When you shoot in Auto mode, your camera will automatically determine if the flash is needed. When you half-press the Shutter button to Auto Focus and meter, if your camera decides that there's not enough light in the scene to get a good handheld shot, that is, if it decides that shutter speed will go too low for stable handheld shooting, then the camera will automatically pop-up the flash and charge it up. I am here in Auto mode. I am going to half-press the Shutter button and there it goes, the flash is popped up because the camera has decided that we need some extra light in our scene.
Now bear in mind, this is not only going to happen in low light situations. Same thing might happen in bright daylight and you'll see more about why that happens when we talk about Fill Flash later in this course. If I push the Flash back down, let's say I decide well I don't really want flash in this shot. I can push it back down but when I press the Shutter button again, it's going to pop back up again. So in Auto mode, if the camera has decided it needs to use the flash, it's going to use the flash and there's nothing you can do about that. However, right next to Auto mode, you can see right here there's a little flash with a line through it.
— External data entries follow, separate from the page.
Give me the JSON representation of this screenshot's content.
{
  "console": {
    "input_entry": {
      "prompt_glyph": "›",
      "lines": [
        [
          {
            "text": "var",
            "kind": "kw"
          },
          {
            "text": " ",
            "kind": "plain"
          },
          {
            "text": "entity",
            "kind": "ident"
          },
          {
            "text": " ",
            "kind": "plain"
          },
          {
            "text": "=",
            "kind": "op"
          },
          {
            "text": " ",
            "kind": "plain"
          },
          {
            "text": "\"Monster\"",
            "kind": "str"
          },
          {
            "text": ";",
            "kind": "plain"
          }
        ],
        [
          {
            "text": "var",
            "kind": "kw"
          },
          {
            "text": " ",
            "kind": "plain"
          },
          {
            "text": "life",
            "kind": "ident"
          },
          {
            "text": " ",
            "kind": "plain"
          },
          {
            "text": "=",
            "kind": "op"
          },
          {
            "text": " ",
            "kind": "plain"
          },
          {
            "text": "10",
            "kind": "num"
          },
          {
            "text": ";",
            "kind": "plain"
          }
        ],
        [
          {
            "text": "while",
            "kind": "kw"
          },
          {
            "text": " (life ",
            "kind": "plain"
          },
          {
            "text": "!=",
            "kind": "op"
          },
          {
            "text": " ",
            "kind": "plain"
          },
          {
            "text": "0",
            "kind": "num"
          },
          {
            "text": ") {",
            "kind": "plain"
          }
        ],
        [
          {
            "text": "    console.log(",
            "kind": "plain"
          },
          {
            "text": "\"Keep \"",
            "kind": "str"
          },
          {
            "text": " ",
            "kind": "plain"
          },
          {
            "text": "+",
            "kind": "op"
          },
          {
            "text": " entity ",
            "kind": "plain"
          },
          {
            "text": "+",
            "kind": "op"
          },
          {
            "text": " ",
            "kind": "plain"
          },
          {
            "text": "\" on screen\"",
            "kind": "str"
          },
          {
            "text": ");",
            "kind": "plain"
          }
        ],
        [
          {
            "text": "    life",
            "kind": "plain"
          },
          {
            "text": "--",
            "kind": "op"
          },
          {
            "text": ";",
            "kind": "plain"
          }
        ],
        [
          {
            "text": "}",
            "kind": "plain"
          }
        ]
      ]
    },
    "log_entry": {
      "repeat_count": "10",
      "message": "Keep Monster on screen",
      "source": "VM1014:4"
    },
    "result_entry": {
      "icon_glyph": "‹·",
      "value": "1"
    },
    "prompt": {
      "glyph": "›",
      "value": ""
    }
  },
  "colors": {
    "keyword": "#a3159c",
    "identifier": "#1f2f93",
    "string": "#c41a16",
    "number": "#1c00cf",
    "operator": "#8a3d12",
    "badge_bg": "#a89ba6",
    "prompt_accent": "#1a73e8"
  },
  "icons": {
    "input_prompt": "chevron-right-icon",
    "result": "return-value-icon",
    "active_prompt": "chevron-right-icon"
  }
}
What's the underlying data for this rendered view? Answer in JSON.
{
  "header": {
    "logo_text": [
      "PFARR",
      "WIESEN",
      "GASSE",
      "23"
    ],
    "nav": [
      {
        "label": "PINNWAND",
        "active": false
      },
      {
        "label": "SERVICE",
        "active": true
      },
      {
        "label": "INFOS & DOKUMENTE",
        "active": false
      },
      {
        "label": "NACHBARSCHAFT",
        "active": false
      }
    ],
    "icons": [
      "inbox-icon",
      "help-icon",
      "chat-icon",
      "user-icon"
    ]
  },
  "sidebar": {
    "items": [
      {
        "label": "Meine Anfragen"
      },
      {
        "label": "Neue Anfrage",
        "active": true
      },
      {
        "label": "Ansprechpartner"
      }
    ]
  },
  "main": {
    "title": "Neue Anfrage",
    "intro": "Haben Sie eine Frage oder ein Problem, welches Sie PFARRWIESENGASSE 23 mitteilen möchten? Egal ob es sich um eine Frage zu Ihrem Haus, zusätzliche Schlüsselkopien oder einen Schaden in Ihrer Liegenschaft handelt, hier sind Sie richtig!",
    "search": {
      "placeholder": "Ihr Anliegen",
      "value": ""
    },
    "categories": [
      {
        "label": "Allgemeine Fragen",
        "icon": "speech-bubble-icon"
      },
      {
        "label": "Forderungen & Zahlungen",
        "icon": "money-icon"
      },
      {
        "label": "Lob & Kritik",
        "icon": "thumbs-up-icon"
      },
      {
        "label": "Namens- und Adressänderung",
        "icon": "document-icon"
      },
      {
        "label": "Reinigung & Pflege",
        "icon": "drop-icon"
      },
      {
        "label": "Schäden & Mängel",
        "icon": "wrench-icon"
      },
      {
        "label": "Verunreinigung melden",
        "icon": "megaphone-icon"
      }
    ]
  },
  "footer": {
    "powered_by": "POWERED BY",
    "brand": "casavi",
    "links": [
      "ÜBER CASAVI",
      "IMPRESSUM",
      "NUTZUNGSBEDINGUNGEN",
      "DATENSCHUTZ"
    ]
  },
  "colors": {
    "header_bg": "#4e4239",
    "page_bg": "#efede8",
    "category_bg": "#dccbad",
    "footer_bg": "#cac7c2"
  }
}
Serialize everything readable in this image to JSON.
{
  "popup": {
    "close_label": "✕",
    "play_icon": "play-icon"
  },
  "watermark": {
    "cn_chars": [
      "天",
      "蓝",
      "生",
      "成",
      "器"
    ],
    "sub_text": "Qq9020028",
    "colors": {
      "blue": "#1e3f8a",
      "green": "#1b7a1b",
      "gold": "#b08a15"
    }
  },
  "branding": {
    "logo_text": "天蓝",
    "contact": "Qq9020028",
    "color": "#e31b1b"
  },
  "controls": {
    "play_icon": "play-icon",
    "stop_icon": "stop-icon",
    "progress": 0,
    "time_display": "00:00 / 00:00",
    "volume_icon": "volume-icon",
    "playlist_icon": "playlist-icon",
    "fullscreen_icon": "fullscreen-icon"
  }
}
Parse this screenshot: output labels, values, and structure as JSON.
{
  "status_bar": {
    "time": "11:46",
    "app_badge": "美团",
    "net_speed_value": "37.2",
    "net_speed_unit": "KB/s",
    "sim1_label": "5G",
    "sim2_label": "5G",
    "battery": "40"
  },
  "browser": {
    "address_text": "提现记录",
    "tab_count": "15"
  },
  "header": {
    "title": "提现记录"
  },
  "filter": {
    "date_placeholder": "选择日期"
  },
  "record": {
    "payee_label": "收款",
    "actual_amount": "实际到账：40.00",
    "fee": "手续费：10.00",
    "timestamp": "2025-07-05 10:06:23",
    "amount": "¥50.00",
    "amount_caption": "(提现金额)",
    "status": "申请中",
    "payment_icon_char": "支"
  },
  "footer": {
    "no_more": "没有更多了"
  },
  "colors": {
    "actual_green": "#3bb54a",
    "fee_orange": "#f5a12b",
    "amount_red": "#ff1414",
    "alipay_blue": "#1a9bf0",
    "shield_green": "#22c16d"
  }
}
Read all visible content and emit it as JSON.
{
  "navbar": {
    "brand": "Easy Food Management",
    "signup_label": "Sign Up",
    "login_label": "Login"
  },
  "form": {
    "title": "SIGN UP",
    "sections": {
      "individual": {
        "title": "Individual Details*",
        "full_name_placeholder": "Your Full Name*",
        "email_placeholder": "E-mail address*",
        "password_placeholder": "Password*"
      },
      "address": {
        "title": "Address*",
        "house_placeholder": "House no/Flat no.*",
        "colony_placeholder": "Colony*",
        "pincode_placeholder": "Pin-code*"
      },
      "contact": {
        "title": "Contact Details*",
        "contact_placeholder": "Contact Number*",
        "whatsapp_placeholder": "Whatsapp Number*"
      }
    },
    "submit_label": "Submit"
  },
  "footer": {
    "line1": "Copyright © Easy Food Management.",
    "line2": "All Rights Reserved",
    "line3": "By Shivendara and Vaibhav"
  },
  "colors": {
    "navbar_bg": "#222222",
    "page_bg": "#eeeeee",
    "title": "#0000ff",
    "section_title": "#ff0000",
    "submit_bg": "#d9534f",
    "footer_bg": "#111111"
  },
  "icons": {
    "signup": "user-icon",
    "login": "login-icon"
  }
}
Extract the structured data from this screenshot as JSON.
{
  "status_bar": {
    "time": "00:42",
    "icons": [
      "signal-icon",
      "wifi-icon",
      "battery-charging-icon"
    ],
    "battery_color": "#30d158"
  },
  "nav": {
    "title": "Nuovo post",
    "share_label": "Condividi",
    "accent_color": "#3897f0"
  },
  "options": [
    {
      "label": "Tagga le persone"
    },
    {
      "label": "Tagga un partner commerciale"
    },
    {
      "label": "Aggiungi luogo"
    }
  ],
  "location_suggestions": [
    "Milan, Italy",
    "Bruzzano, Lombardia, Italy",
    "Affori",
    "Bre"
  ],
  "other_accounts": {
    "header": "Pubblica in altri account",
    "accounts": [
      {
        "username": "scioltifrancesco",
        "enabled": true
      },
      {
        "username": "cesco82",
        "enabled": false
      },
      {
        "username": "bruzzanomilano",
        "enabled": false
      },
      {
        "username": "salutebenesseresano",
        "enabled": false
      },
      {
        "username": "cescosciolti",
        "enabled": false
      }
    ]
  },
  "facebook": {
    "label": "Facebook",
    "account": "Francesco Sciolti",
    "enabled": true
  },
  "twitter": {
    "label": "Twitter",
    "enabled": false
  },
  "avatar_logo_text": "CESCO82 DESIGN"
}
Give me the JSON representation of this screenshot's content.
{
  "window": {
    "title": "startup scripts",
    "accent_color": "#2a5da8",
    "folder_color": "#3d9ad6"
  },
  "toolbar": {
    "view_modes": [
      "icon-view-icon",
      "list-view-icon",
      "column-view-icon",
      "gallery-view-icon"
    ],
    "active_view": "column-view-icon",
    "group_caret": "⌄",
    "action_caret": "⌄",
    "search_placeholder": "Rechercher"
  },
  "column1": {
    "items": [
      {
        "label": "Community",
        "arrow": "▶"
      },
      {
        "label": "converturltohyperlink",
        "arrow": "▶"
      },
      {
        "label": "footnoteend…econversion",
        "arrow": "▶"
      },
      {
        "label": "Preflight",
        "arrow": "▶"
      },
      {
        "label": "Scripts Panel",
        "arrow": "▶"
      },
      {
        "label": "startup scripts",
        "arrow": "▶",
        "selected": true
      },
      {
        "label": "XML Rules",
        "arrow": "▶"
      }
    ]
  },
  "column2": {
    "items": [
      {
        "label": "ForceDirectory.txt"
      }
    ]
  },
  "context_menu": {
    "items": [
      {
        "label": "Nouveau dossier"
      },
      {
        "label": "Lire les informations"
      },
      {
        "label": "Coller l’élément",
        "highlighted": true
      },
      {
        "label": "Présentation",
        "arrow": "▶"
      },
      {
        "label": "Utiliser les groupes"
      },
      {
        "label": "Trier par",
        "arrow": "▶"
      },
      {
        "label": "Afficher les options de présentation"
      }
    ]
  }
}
If I switch to this, I still get all of my normal Auto mode features, but now the flash will stay off. So I am going to half-press the Shutter button and now the flash does not pop-up. So that's a way out of the automatic flash if you're in a place where it's not appropriate, or you don't want flash, otherwise you are not going to have any control over it. And you'll learn more about what you can use the flash for, when we talk about Fill Flash later.
- What is an SLR?
- Attaching a lens to a camera
- Deciding how many batteries and media cards are needed
- Setting Auto mode
- Changing ISO
- Changing image format and size
- Manually selecting a focus point
- Correcting exposure while shooting
- Controlling white balance
- Using a driver and self-timer
- Auto exposure bracketing
- Selecting a picture style
- Using Live View
- Shooting video
- Using custom functions, such as ISO expansion and mirror lockup
- Cleaning the camera and sensor
Skill Level Beginner
Q: Will the lessons in this course work with the Canon T3 too?
A: The main differences between the Canon T3i and the T3 are some video capabilities. Other than that, and some minor menu differences, you should be able to use the lessons in this course with the T3 with no issues.
1. Getting to Know Your Canon Digital SLR
2. Shooting in Auto Mode
3. Shooting in Program Mode
4. Controlling Autofocus
5. Controlling White Balance
6. Using Drive Mode and the Self-Timer
7. Using the Exposure Control Options
8. Using More Playback Options
9. Shooting with Scene Modes
What is a scene mode?1m 8s
10. Shooting with Flash
11. Shooting with Picture Styles
12. Using Live View
13. Shooting Video
14. Customizing Menus and Functions
15. Caring for Your Camera
Firmware updates1m 24s
- Mark as unwatched
- Mark all as unwatched
Are you sure you want to mark all the videos in this course as unwatched?
This will not affect your course history, your reports, or your certificates of completion for this course.Cancel
Take notes with your new membership!
Type in the entry box, then click Enter to save your note.
1:30Press on any video thumbnail to jump immediately to the timecode shown.
Notes are saved with you account but can also be exported as plain text, MS Word, PDF, Google Doc, or Evernote.